What motivates a child to be active? Try this.

It’s “Back to school” time and that brings challenges in keeping kids active and healthy in the 21st century. In decades past, school provided much more than academic education; it also provided an environment conducive to the development of social and life skills. Lessons learned on the playground included important social skills such as cooperation, teamwork, conflict resolution, and peer communication. Physical education class provided an outlet to release energy, and establish the important lifestyle habit of physical activity on a daily basis.

The author at work (and play)

The author at work (and play)

With recess and physical activity time being cut to make more time for classroom learning, the struggle to keep kids healthy and active is harder than ever before. The sad truth is kids are expected to spend the majority of their day “sitting”, contributing to skyrocketing childhood obesity rates and overall health concerns — including increased cancer risk — for our next generation.

That said, the challenges don’t end when the bell rings. Kids today have succumbed to the “technology takeover”, spending more time living in the “virtual” world than in the real one. While kids in previous generations would play outside afterschool until dinner time, kids today run home to video games, television shows, text messages, and social media, increasing the amount of time they are sedentary.

We all recognize the issues and we want to overcome them, but what motivates a child to want to be active? To answer this question we must remove our “adult” motivations (lose Continue reading

Like Many, Black and White Breast Cancer Survivors May Need to Exercise More

Like most American women (and men), most breast cancer survivors may also not be exercising enough to reap its many health benefits, suggests a new study. Yet it’s African American survivors who are even less likely to meet the activity recommendations compared to white women.Young Woman In White Sneakers Walking Outdoors

The study was published today in Cancer. It’s important because a lot of research has linked regular physical activity among survivors to to better health and longer lives.

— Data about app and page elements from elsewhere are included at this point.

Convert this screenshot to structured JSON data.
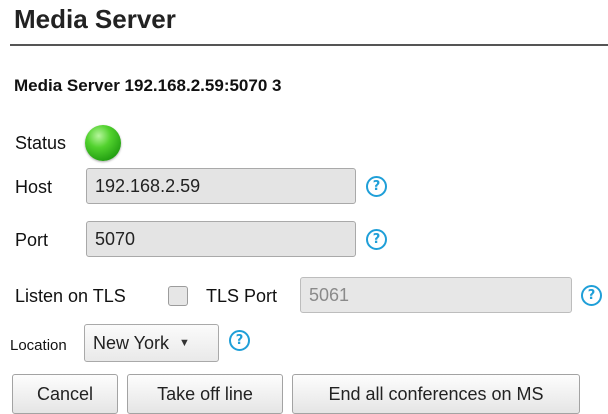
{
  "page": {
    "title": "Media Server",
    "subtitle": "Media Server 192.168.2.59:5070 3"
  },
  "status": {
    "label": "Status",
    "indicator": "online",
    "color": "#2bb515"
  },
  "host": {
    "label": "Host",
    "value": "192.168.2.59",
    "help_icon": "help-circle-icon"
  },
  "port": {
    "label": "Port",
    "value": "5070",
    "help_icon": "help-circle-icon"
  },
  "tls": {
    "listen_label": "Listen on TLS",
    "listen_checked": false,
    "port_label": "TLS Port",
    "port_value": "5061",
    "help_icon": "help-circle-icon"
  },
  "location": {
    "label": "Location",
    "selected": "New York",
    "help_icon": "help-circle-icon"
  },
  "buttons": {
    "cancel": "Cancel",
    "take_offline": "Take off line",
    "end_conferences": "End all conferences on MS"
  },
  "colors": {
    "accent": "#1f9fd8",
    "status_green": "#2bb515"
  }
}
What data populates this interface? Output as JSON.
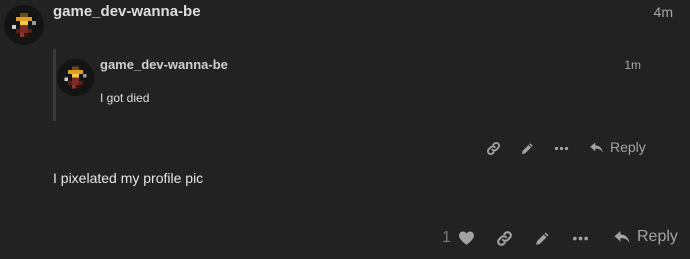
{
  "post": {
    "username": "game_dev-wanna-be",
    "timestamp": "4m",
    "body": "I pixelated my profile pic",
    "like_count": "1",
    "reply_label": "Reply"
  },
  "quote": {
    "username": "game_dev-wanna-be",
    "timestamp": "1m",
    "body": "I got died",
    "reply_label": "Reply"
  },
  "icons": {
    "link": "link-icon",
    "edit": "pencil-icon",
    "more": "ellipsis-icon",
    "reply": "reply-arrow-icon",
    "like": "heart-icon"
  },
  "colors": {
    "background": "#222222",
    "text": "#dddddd",
    "muted": "#a3a3a3"
  }
}
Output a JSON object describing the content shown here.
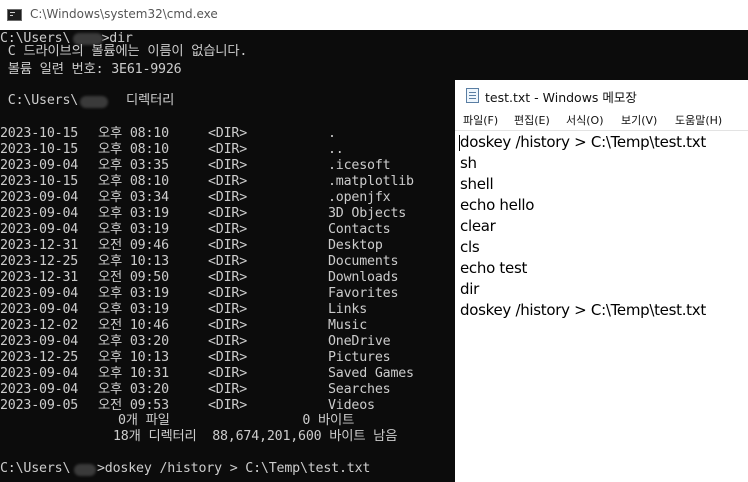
{
  "cmd": {
    "title": "C:\\Windows\\system32\\cmd.exe",
    "prompt_dir": "C:\\Users\\    >dir",
    "volume_line": " C 드라이브의 볼륨에는 이름이 없습니다.",
    "serial_line": " 볼륨 일련 번호: 3E61-9926",
    "dir_header_prefix": " C:\\Users\\",
    "dir_header_suffix": "디렉터리",
    "entries": [
      {
        "date": "2023-10-15",
        "time": "오후 08:10",
        "type": "<DIR>",
        "name": "."
      },
      {
        "date": "2023-10-15",
        "time": "오후 08:10",
        "type": "<DIR>",
        "name": ".."
      },
      {
        "date": "2023-09-04",
        "time": "오후 03:35",
        "type": "<DIR>",
        "name": ".icesoft"
      },
      {
        "date": "2023-10-15",
        "time": "오후 08:10",
        "type": "<DIR>",
        "name": ".matplotlib"
      },
      {
        "date": "2023-09-04",
        "time": "오후 03:34",
        "type": "<DIR>",
        "name": ".openjfx"
      },
      {
        "date": "2023-09-04",
        "time": "오후 03:19",
        "type": "<DIR>",
        "name": "3D Objects"
      },
      {
        "date": "2023-09-04",
        "time": "오후 03:19",
        "type": "<DIR>",
        "name": "Contacts"
      },
      {
        "date": "2023-12-31",
        "time": "오전 09:46",
        "type": "<DIR>",
        "name": "Desktop"
      },
      {
        "date": "2023-12-25",
        "time": "오후 10:13",
        "type": "<DIR>",
        "name": "Documents"
      },
      {
        "date": "2023-12-31",
        "time": "오전 09:50",
        "type": "<DIR>",
        "name": "Downloads"
      },
      {
        "date": "2023-09-04",
        "time": "오후 03:19",
        "type": "<DIR>",
        "name": "Favorites"
      },
      {
        "date": "2023-09-04",
        "time": "오후 03:19",
        "type": "<DIR>",
        "name": "Links"
      },
      {
        "date": "2023-12-02",
        "time": "오전 10:46",
        "type": "<DIR>",
        "name": "Music"
      },
      {
        "date": "2023-09-04",
        "time": "오후 03:20",
        "type": "<DIR>",
        "name": "OneDrive"
      },
      {
        "date": "2023-12-25",
        "time": "오후 10:13",
        "type": "<DIR>",
        "name": "Pictures"
      },
      {
        "date": "2023-09-04",
        "time": "오후 10:31",
        "type": "<DIR>",
        "name": "Saved Games"
      },
      {
        "date": "2023-09-04",
        "time": "오후 03:20",
        "type": "<DIR>",
        "name": "Searches"
      },
      {
        "date": "2023-09-05",
        "time": "오전 09:53",
        "type": "<DIR>",
        "name": "Videos"
      }
    ],
    "summary_files": "0개 파일                 0 바이트",
    "summary_dirs": "18개 디렉터리  88,674,201,600 바이트 남음",
    "last_prompt_prefix": "C:\\Users\\",
    "last_command": ">doskey /history > C:\\Temp\\test.txt"
  },
  "notepad": {
    "title": "test.txt - Windows 메모장",
    "menu": [
      "파일(F)",
      "편집(E)",
      "서식(O)",
      "보기(V)",
      "도움말(H)"
    ],
    "lines": [
      "doskey /history > C:\\Temp\\test.txt",
      "sh",
      "shell",
      "echo hello",
      "clear",
      "cls",
      "echo test",
      "dir",
      "doskey /history > C:\\Temp\\test.txt"
    ]
  }
}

AICR recommends that survivors follow the same activity recommendations as for prevention. Here’s a few examples of studies that have found how activity benefits survivors.

In this study, about 1,700 women diagnosed with breast cancer reported their activity habits both before their diagnosis and six months afterwards. The women ranged in age from 20 to 74, and about half were African American. Researchers converted the women’s activity habits into a common unit of measure: metabolic equivalent hours (METs).

Six months after diagnosis, 59 percent of all the patients reported being less active. Only about one-third of women reported they were active at least 150 minutes per week compared to 60 percent before diagnosis. Continue reading

New Survey: How Fit is Your City?

Washington, DC, now ranks as America’s fittest metropolitan area, with Minneapolis and Portland, Oregon, not far behind, according to a new survey. The American Fitness Index survey takes into account several factors related to cancer prevention, such as being active, obesity and eating plenty of fruits and vegetables.

AICR estimates that if everyone were to be active, stay lean, and eat healthy, Americans could prevent about one-third of the most common cancers.Screen Shot 2014-05-28 at 12.23.13pm

You can read the full report and see how your city ranks at American Fitness Index.

The survey, by the American College of Sports Medicine, looks at measures of personal health and community/environmental health. Personal health indicators included the percent of the population that smokes, is obese, meets government activity guidelines, and eats three or more vegetables a day.

Community health indicators include the percent of people who bike to work and walk, as well as the amount of parks and recreational centers the city has. The survey also used data on how much money the region spends on park expense per resident, and its physical activity requirements for schools.

The cities that ranked lowest in overall fitness include Memphis, Louisville and Oklahoma City.

This is the seventh annual American Fitness Index report. Last year’s fittest city was Minneapolis, but this survey used different methods and new measures from previous reports so they cannot be evenly compared.